When I was little, my parents taught me one lesson early on: don’t play with fire. I may be burned, or I may burn something else accidentally. I was never to get too close to a campfire, never to touch a match. And yet that never stopped me from sitting in my favorite spot on most nights, directly in front of our fireplace, watching as golden and clementine hues danced before my young eyes; listening as the crackle and snap of wood offered sparks skyward. I was mesmerized every single time. There was frenetic energy, a swarm of possibility that came from those moments.
When I was 8 or 9, I arrived at school to find out that one of my friends’ homes had caught fire the night before and that she and her family had lost all their possessions. My mother and I drove by the shell that remained of their home a few days later, and I was stunned at the loss seen by my young eyes. As I sat that night in front of the fireplace, I remember thinking of the beauty and the loss.
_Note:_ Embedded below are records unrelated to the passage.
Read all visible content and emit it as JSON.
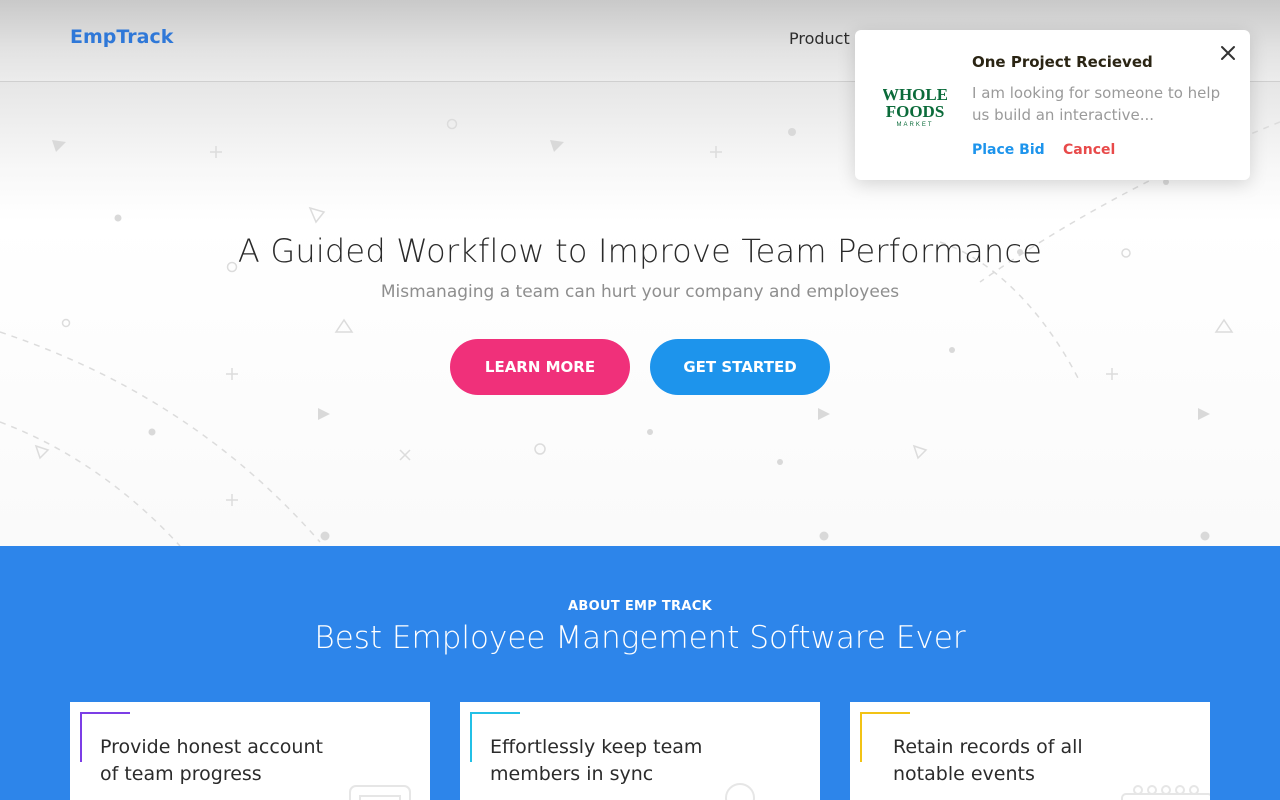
{
  "header": {
    "logo": "EmpTrack",
    "nav": {
      "product": "Product"
    }
  },
  "hero": {
    "title": "A Guided Workflow to Improve Team Performance",
    "subtitle": "Mismanaging a team can hurt your company and employees",
    "learn_more": "LEARN MORE",
    "get_started": "GET STARTED"
  },
  "about": {
    "kicker": "ABOUT EMP TRACK",
    "title": "Best Employee Mangement Software Ever",
    "cards": [
      {
        "line1": "Provide honest account",
        "line2": "of team progress",
        "accent": "#7c3ee6"
      },
      {
        "line1": "Effortlessly keep team",
        "line2": "members in sync",
        "accent": "#23c0e6"
      },
      {
        "line1": "Retain records of all",
        "line2": "notable events",
        "accent": "#f2c315"
      }
    ]
  },
  "notification": {
    "title": "One Project Recieved",
    "message": "I am looking for someone to help us build an interactive...",
    "place_bid": "Place Bid",
    "cancel": "Cancel",
    "logo": {
      "line1": "WHOLE",
      "line2": "FOODS",
      "line3": "MARKET"
    },
    "close_icon": "close-icon"
  },
  "colors": {
    "brand": "#2f78d8",
    "pink": "#f0307a",
    "blue": "#1d94ec",
    "about_bg": "#2d85ea",
    "cancel_red": "#e84a4a"
  }
}
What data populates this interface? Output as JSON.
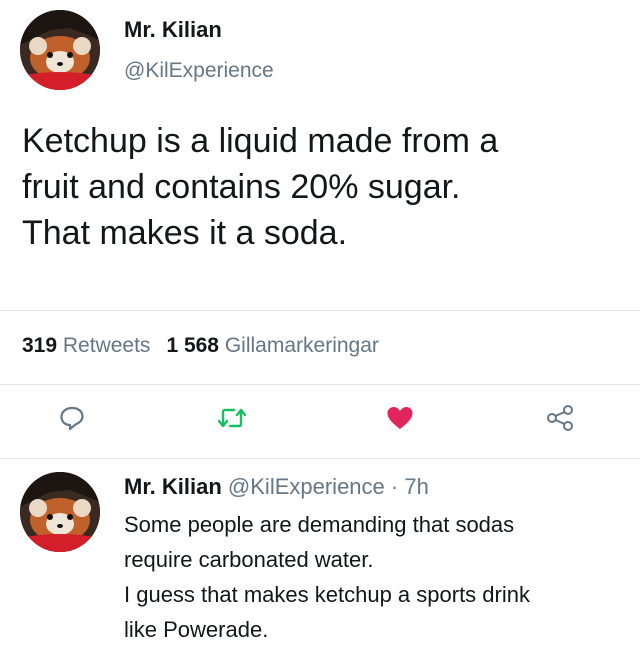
{
  "tweet": {
    "author_name": "Mr. Kilian",
    "author_handle": "@KilExperience",
    "text_lines": [
      "Ketchup is a liquid made from a",
      "fruit and contains 20% sugar.",
      "That makes it a soda."
    ],
    "retweet_count": "319",
    "retweet_label": "Retweets",
    "like_count": "1 568",
    "like_label": "Gillamarkeringar"
  },
  "actions": {
    "icons": [
      "reply-icon",
      "retweet-icon",
      "heart-icon",
      "share-icon"
    ],
    "retweet_color": "#17bf63",
    "like_color": "#e0245e"
  },
  "reply": {
    "author_name": "Mr. Kilian",
    "author_handle": "@KilExperience",
    "separator": "·",
    "time": "7h",
    "text_lines": [
      "Some people are demanding that sodas",
      "require carbonated water.",
      "I guess that makes ketchup a sports drink",
      "like Powerade."
    ]
  }
}
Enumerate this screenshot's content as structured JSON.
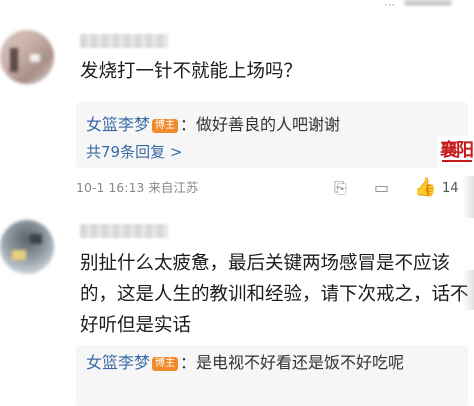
{
  "top": {
    "icon": "more-icon"
  },
  "comments": [
    {
      "text": "发烧打一针不就能上场吗？",
      "reply": {
        "author": "女篮李梦",
        "badge": "博主",
        "separator": "：",
        "text": "做好善良的人吧谢谢"
      },
      "more_replies": "共79条回复 >",
      "time": "10-1 16:13",
      "location": "来自江苏",
      "likes": "14"
    },
    {
      "text": "别扯什么太疲惫，最后关键两场感冒是不应该的，这是人生的教训和经验，请下次戒之，话不好听但是实话",
      "reply": {
        "author": "女篮李梦",
        "badge": "博主",
        "separator": "：",
        "text": "是电视不好看还是饭不好吃呢"
      }
    }
  ],
  "watermark": {
    "text": "襄阳"
  },
  "colors": {
    "link": "#3a6aa6",
    "badge": "#f08a2a",
    "watermark": "#c41a1a"
  }
}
The warmth and the loss. The dancing and the weeping.
Throughout our biblical text, authors offer fire in a multiplicity of ways. We see it used when the Israelites offer animal sacrifices to God. It is used to lead God’s people through the desert in the form of lightning and warmth on cold nights. God descends on Mount Sinai “wrapped in smoke because the Lord had descended it on fire.” John the Baptist explains that in baptism, a repentant person is cleansed with the Holy Spirit and fire. Pentecost brings tongues of fire, and fire rests on the heads of the disciples in the Upper Room. We read that those who refuse to accept Jesus will be sent to a fiery pit for eternal suffering. These references (among a host of others unmentioned) – a blend of literal and metaphorical touchpoints – provide a framework for how fire, and its aftereffects, influence understanding.
Over the last two weeks, our faith family has been affected by fire. Early in the hours of Saturday morning, December 5, alarms rang out in the East Village of Manhattan. The 128-year-old building of Middle Collegiate Church was ablaze. As nearly 200 firefighters from across the city worked to put out the flames, one of the oldest congregations knew it would never see its beloved building restored. The Gothic-style sanctuary, with wood-paneled ceiling supported by three Howe trusses and five pairs of Gothic spandrels, was gone. Also destroyed were the iconic collection of stained-glass windows designed by the Tiffany Glass and Decorating Company. Designed from 19th-century paintings, Middle Church had used a darkening film behind images of Jesus, so his complexion better represented his region’s people. Convergence Board member and trusted thought partner, Rev. Dr. Jacqui Lewis, said in a statement, “we are devastated and crushed that our beloved physical sanctuary at Middle Collegiate Church has burned. And yet no fire can stop Revolutionary Love.”
This past Saturday night, two historically black congregations in the nation’s capital had their Black Lives Matters banners torn from their buildings and set on fire. The hate crime was perpetrated against Asbury Methodist Church and Metropolitan AME Church by people in D.C. taking part in a pro-Trump protest. Members of the Proud Boys and other groups burned these banners as they changed hate-filled rhetoric. Rev. William H. Lamar IV, the pastor of the Metropolitan AME, said in a Washington Post op-ed, “as a preacher, I view what happened in the yard of our church as a showdown between the God of the universe, the God of all people, the God incarnate in Jesus Christ, and the god of white supremacy. One God is for all. The other god is for some. One God has chosen humanity. The other god has chosen whiteness, imperialism and human subjugation.”
Convergence stands in solidarity and holy defiance with the people at Middle Church, Asbury Methodist Church and Metropolitan AME Church. We rejoice as we support you in rebuilding, reprinting, rehanging and recharging. We are defiant in the face of white supremacy. We celebrate the recreation of sanctuary in forms only dreams once held.
“God of all people” versus a “god of white supremacy.”
Flames that provide warmth versus fire that destroys the beautiful and important.
God that dances in the flames, livening them with Her energy.
Hell and brimstone that overshadow “on earth, as it is in Heaven.”
God that sees and embraces us in our loss.
Fire that causes the loss while encouraging a rise from ashes.
God that asks us to see the miracle of Advent in the nonbinary, the indigenous, the disabled, the pagan.
Fire that alights conviction in each of us to squash systemic injustice.
God that accompanies us in the waiting of season.
Fire that mesmerizes us as we look to the womb.